"As heartbreaking as the number is hearing about every news report of someone being killed, it's very depressing," Hughes said, noting troops stationed overseas in Iraq should leave now. "The country is in terrible shape-worse than when we started."
In late October, she was one of approximately 60 participants gathered at the Paul Simon Federal Building in Carbondale, Ill. urging the government to bring troops home and divert war dollars to hurricane relief.
President Bush's legacy will be noted for his conduct of foreign, not domestic, policy. For whatever the future in Iraq may hold will likely be the tipping point of whether the Arab region moves away from suppression. If Iraq triggers positive momentum in the Middle East, the president should be given credit for a significant role. But until then, speculation of ongoing problems that face President Bush at home will continue, at least for the time being. His new nominee to the Supreme Court, Samuel Alito, faces an uphill battle in getting confirmation, as well as achieving any victories on issues such as Social Security and tax reform.
Nevertheless, it should be noted that if the simple-minded idealistic people protesting the Iraq war had any political education, they would appreciate the relentless responsibility the U.S. is undertaking in order to balance world peace. Yes, it's going to take time to fix Iraq, but I think it's absolutely worth it in the long term. Soldier casualties are very sad and depressing, but there's no way around that.
Eventually, Iraq will be at peace and the Iraqi government will be stabilized. All of the critical people against the war will then be left without argument.
S. Renee Greene
Columbus State UniversityIt is sad to say, but ever since George Bush was s-elected and re-s-elected President of the United States, it feels like the country is being run by Bodinian politics. Jethro Bodine (Max Baer Jr.), as some may remember, was Jed Clampett’s (the late Buddy Ebsen) nephew on the 1962 runaway television hit, The Beverly Hillbillies. No matter the hankering for possum stew or the braggadocio about a sixth-grade education, nor his constant reliance on “Uncle Jed” for all the answers … what matters is Bush’s insistence on continuing the war on Iraq without a proper leader in place to see it through.

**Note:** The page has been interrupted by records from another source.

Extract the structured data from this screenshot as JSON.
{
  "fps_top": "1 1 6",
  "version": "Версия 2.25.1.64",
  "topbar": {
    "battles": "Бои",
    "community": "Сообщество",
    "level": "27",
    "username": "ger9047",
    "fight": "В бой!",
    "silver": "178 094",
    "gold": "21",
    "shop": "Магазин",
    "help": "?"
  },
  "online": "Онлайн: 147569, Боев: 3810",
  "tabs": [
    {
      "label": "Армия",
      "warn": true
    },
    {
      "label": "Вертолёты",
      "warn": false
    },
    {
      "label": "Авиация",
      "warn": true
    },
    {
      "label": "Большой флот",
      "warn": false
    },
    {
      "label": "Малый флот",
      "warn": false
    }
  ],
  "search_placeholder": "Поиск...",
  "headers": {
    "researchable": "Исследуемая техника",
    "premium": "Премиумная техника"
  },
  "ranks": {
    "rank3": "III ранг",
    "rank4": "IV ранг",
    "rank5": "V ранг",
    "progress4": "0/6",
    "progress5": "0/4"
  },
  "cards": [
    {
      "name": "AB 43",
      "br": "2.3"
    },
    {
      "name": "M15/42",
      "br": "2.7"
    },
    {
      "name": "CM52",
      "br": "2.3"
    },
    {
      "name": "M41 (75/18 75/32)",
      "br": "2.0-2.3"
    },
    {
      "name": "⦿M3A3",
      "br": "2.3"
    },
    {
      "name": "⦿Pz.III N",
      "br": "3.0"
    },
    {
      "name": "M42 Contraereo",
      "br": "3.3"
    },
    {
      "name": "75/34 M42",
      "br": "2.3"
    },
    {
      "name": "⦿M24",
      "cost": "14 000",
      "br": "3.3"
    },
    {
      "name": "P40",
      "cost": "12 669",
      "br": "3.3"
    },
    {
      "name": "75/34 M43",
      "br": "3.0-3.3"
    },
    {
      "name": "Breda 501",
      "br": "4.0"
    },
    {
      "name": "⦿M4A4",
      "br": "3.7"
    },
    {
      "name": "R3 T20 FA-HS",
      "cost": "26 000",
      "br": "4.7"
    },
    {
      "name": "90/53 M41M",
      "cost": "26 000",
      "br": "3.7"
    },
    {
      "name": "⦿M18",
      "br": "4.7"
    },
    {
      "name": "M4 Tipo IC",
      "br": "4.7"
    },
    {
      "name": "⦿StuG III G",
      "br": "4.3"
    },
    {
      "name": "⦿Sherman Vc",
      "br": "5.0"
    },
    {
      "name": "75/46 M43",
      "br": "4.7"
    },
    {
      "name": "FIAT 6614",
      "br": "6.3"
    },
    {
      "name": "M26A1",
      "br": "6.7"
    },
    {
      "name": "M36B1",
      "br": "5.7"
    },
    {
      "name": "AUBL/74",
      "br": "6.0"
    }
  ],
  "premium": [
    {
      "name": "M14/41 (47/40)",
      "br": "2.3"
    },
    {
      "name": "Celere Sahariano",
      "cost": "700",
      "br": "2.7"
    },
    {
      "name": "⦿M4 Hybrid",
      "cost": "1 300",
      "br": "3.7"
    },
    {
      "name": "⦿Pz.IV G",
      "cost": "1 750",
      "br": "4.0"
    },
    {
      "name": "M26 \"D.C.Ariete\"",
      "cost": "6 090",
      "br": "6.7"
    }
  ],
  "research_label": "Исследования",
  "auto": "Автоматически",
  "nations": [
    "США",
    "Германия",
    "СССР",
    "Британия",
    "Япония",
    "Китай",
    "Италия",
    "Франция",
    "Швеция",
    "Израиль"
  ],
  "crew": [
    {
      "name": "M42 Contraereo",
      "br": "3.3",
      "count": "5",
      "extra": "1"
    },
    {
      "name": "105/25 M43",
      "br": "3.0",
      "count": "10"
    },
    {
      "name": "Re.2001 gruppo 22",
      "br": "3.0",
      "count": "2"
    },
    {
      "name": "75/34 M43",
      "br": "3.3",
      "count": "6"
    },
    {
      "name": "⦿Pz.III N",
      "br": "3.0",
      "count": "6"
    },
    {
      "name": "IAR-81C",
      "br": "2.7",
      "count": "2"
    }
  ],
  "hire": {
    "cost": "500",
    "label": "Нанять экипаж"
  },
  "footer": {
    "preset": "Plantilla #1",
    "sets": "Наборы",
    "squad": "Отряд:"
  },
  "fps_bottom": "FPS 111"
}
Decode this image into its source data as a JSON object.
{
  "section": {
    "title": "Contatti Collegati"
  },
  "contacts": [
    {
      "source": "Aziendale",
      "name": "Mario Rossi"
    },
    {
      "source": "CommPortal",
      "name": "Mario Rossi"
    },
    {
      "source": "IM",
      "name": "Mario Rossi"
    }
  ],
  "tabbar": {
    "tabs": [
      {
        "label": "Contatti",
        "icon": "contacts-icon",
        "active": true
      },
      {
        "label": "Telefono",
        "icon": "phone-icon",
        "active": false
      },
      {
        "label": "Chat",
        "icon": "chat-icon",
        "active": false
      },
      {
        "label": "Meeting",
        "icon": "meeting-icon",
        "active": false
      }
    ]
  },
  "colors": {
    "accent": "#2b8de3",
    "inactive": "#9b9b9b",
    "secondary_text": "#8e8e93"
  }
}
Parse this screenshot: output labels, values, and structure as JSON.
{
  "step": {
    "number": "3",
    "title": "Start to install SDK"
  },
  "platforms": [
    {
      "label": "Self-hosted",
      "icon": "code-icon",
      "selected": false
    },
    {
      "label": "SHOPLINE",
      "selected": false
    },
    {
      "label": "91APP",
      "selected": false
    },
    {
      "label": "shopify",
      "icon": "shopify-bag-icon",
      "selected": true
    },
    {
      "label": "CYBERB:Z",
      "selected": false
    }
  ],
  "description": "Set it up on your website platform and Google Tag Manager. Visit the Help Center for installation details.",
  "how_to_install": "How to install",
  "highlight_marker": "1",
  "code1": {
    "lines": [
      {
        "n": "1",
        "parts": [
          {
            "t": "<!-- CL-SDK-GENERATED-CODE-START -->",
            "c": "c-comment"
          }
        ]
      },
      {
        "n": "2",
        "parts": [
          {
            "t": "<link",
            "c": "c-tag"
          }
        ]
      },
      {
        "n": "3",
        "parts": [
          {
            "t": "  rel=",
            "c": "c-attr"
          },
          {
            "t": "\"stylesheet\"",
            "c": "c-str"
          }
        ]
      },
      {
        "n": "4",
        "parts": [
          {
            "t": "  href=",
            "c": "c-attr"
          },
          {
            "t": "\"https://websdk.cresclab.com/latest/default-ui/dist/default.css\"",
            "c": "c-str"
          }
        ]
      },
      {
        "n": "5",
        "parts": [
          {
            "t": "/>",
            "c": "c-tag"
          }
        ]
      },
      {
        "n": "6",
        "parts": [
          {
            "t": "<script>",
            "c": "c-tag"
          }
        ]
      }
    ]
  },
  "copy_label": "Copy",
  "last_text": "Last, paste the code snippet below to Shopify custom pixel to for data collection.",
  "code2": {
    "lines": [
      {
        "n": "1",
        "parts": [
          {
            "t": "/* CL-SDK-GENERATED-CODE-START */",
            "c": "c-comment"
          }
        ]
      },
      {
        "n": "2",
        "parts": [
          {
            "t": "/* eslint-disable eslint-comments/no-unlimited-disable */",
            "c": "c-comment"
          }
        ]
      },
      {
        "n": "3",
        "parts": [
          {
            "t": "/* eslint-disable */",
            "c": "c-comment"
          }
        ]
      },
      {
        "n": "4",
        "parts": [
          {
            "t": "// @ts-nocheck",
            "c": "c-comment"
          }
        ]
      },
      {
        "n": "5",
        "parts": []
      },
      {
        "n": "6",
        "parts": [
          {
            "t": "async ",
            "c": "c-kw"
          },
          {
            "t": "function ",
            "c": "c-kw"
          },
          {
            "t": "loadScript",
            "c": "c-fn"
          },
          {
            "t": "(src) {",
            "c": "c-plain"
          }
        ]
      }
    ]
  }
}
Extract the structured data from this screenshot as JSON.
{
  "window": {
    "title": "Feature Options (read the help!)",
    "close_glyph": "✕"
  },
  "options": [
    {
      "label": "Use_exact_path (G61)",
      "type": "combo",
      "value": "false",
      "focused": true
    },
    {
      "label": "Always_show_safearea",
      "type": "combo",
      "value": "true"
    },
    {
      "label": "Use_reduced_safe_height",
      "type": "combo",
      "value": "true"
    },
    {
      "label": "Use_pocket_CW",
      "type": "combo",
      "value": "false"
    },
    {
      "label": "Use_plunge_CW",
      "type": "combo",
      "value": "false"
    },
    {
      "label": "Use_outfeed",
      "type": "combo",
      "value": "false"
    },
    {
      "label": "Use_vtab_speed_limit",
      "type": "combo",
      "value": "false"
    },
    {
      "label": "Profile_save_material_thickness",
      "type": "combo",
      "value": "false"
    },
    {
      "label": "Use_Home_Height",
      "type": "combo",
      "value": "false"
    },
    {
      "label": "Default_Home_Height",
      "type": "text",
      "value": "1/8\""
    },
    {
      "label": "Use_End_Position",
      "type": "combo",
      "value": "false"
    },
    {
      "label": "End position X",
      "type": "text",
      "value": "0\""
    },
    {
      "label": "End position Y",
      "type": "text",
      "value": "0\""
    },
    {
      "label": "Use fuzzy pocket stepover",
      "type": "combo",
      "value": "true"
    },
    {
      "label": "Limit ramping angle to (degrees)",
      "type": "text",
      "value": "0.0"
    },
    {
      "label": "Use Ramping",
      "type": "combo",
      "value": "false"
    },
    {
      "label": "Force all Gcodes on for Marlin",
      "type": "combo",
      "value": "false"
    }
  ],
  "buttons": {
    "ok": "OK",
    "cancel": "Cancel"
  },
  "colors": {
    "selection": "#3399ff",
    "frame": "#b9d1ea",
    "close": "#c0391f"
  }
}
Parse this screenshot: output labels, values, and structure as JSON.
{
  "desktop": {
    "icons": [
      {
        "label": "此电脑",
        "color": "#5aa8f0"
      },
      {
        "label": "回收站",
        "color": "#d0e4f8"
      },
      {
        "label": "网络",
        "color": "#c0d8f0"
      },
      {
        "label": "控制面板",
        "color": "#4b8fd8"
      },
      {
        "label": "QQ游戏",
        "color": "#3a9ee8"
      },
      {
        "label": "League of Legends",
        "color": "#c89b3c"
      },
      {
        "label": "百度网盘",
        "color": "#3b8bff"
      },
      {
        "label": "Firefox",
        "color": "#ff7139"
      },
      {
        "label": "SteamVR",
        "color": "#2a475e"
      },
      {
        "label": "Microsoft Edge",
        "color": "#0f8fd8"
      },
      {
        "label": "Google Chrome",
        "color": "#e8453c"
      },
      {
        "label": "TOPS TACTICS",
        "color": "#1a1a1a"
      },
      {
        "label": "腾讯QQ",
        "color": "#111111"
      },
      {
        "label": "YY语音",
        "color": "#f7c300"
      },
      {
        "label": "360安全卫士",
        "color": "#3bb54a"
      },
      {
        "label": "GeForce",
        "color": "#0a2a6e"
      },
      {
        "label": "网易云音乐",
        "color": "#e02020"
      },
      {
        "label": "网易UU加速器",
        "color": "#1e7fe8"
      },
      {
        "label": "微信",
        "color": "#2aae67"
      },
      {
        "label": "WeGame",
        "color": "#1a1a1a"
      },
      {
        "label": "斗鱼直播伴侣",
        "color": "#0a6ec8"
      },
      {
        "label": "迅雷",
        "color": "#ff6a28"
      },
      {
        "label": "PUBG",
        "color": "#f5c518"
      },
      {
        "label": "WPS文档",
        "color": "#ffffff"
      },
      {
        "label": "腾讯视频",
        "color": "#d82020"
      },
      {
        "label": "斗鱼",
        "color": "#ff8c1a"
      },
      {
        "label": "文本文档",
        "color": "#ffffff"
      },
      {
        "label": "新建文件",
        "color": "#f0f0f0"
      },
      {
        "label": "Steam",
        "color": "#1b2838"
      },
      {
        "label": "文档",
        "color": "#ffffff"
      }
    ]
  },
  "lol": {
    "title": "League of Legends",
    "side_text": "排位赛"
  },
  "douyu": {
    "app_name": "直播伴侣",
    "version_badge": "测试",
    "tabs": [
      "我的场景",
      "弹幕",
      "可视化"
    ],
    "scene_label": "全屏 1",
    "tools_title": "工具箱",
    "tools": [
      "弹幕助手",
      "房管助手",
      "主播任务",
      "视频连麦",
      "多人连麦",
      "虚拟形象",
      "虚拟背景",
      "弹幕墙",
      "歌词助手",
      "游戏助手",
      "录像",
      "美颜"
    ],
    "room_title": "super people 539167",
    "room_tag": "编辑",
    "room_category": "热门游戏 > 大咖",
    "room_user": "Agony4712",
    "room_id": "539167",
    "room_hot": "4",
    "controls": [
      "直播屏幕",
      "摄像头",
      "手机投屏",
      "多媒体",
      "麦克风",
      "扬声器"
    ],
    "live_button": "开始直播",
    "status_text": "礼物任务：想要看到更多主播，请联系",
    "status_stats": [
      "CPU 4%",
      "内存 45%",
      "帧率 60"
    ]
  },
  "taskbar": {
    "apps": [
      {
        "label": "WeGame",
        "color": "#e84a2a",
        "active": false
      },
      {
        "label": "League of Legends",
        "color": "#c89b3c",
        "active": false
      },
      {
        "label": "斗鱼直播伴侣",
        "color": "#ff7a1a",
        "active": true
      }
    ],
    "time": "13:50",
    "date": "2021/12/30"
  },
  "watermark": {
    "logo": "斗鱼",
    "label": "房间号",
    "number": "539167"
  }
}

I’ve often wondered, now that we have Saddam Hussein locked away and being tried for crimes against humanity, when is the war on terrorism going to start? With 2,000 soldiers dead and bodies piling up daily, there is still no strategy in place for fighting terrorism -- or, for ending the crimes against humanity that are happening in Iraq even as we speak. What we do have right now are doubled gas and oil prices; which, I’m certain, does the Texas “Clampetts” just fine. But what about the rest of us? What about the people who lost their loved ones on 9-11 who won’t be vindicated? Maybe vindication was never a consideration and this whole “war on terrorism” thing was just a façade for sheltering the real reason(s) (truth?) behind it.
If President Bush had been on deck when Apollo 13 nearly skipped off into oblivion in 1970, the astronauts likely would never made it back here to tell that story. Where is Gene Kranz when we need him, people? Failure should never have been an option.